Incontinence Management

Enhancing efficacy of incontinence treatment in an ageing population.

A women, dressed in a nurse’s coat is taking care for an elderly woman
Our ageing population has resulted in a steady increase in patients suffering with bladder incontinence. Not only is this unpleasant for those affected, it has a direct impact on health economics. Patients, carers and healthcare professionals need to work together to manage the prevention and treatment of this societal disease.
Incontinence Management

Travelling with incontinence

An adult woman is standing outside with her mother; both are smiling happily.
A diagnosis of incontinence doesn’t automatically mean an end to travelling. With a bit of preparation, a carefully thought through plan and a few useful hints and tips, sufferers can continue to be independent and carry on enjoying a mobile life.

The spread of infectious diseases and the role of hygiene.

A doctor is preparing the surgery of a leg wound
With the number of infectious disease outbreaks, as well as the variety of diseases, increasing, there is a pressure on governments and healthcare professionals to respond. Even though many infectious diseases can be managed medically, it is of course better to prevent infections at the first place.

How one expert for hand and surface disinfection could improve patient safety?

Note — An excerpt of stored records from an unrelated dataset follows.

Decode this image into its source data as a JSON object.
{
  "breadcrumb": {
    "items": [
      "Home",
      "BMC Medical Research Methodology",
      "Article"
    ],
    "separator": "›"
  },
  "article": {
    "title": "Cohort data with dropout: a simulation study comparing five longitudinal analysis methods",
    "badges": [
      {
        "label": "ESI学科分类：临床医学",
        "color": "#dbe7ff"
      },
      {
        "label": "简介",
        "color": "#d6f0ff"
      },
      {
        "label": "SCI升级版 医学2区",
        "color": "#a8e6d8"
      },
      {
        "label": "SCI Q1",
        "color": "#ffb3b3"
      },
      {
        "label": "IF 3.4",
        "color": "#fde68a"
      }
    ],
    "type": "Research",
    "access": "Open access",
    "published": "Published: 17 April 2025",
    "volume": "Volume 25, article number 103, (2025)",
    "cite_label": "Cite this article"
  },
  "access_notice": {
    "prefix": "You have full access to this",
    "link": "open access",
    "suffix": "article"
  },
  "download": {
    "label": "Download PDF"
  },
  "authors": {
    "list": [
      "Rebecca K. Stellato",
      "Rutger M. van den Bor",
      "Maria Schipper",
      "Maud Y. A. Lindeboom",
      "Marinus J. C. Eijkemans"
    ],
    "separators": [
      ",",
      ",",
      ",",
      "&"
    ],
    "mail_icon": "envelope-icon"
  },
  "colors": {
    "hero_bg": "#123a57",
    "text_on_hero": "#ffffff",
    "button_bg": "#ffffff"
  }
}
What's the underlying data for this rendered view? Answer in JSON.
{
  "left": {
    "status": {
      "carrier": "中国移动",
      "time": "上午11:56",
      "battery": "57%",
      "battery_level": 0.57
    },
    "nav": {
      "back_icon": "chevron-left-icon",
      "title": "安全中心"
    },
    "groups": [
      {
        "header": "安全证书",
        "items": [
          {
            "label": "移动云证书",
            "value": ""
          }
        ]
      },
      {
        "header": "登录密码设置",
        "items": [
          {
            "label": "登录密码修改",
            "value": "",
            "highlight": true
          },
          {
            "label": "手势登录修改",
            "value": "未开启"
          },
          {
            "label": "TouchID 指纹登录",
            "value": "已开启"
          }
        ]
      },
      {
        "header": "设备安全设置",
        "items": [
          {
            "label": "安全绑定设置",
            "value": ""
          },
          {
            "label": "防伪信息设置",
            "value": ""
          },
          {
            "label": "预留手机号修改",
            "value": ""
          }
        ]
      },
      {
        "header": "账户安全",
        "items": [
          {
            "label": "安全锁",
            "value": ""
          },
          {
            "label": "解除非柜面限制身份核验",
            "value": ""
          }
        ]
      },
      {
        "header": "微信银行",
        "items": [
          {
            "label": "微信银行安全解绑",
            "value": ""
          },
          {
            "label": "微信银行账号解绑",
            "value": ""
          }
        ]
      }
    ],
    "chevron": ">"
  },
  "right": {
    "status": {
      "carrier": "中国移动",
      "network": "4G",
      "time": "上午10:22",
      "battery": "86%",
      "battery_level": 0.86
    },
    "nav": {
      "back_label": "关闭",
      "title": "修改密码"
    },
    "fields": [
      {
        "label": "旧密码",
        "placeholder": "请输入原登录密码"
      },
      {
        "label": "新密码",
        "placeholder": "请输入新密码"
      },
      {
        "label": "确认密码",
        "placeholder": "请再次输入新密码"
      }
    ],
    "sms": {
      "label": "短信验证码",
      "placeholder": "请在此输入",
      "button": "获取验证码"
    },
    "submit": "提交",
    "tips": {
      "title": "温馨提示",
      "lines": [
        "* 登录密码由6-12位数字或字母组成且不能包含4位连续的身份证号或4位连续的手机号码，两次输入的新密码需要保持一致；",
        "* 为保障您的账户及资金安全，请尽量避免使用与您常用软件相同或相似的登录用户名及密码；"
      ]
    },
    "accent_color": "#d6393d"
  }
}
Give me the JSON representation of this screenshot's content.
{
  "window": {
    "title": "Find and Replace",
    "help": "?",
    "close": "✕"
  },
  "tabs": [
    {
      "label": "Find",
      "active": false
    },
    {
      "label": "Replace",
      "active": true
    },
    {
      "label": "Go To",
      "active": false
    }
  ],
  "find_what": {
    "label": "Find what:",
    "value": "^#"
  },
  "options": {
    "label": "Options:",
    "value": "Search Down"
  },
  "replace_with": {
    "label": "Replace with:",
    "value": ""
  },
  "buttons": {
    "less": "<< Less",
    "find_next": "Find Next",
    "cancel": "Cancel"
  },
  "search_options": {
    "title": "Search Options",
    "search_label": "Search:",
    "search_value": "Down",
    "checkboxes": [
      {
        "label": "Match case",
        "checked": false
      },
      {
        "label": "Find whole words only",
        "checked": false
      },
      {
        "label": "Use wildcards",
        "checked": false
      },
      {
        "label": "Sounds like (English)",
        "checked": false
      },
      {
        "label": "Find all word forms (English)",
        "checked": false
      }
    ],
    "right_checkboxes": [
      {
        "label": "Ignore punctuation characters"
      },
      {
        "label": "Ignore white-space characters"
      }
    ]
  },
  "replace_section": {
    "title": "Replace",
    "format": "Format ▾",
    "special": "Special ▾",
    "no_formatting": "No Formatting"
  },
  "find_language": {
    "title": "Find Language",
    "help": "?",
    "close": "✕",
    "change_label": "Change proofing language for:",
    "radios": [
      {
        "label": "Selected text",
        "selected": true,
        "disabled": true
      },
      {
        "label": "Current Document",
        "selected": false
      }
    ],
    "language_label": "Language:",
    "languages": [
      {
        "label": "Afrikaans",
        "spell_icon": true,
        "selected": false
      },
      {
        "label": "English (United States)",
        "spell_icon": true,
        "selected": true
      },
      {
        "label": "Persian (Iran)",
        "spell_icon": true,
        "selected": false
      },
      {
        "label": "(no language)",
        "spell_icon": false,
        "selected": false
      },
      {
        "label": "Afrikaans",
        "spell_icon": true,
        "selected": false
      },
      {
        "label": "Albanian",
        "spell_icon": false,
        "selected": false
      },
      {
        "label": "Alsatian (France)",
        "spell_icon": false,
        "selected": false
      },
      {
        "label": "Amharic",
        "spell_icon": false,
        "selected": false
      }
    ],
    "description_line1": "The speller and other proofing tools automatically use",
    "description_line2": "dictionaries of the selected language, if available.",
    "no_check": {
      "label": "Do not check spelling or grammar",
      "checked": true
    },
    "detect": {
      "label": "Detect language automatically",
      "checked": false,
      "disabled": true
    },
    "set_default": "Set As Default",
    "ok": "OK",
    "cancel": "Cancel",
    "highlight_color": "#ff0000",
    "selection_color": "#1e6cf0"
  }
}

Two hands putting on sterile gloves
Up to 30 per cent of all infections acquired in hospitals and other healthcare facilities could be avoided if greater hygiene compliance was achieved. A study shows that standardised operating procedures could significantly improve patient safety.